» How to complete this task: Gather all lines in the records below that include the word "name".

» Material shown:
----

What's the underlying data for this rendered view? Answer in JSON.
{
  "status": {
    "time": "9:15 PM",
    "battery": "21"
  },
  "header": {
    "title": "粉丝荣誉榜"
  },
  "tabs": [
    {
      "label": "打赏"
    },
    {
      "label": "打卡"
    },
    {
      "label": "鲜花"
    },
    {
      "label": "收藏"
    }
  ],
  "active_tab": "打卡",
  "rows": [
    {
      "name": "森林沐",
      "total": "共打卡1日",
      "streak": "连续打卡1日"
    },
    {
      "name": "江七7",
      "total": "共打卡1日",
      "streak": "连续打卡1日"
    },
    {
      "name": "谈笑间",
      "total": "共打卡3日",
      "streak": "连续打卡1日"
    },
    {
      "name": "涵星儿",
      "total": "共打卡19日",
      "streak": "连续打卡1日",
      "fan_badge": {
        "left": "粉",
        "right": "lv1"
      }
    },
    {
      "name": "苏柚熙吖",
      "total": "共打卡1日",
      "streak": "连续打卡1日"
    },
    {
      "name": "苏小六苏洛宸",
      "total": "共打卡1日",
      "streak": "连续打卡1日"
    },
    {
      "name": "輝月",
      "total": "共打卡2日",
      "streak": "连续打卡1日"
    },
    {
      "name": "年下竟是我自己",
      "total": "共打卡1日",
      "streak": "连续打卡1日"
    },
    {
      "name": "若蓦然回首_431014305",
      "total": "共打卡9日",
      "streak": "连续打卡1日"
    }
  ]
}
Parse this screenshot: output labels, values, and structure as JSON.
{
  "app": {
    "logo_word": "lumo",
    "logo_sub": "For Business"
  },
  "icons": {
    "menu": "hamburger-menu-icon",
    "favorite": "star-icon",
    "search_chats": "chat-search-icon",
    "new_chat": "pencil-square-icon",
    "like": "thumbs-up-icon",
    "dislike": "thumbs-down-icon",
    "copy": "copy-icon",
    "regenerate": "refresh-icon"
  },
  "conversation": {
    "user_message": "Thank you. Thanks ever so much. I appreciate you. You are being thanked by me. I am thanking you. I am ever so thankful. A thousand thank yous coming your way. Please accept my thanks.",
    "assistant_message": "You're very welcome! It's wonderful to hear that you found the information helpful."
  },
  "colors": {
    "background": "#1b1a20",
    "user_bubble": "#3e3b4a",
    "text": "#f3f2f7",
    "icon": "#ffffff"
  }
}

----

» Answer for this exercise:
      "name": "森林沐",
      "name": "江七7",
      "name": "谈笑间",
      "name": "涵星儿",
      "name": "苏柚熙吖",
      "name": "苏小六苏洛宸",
      "name": "輝月",
      "name": "年下竟是我自己",
      "name": "若蓦然回首_431014305",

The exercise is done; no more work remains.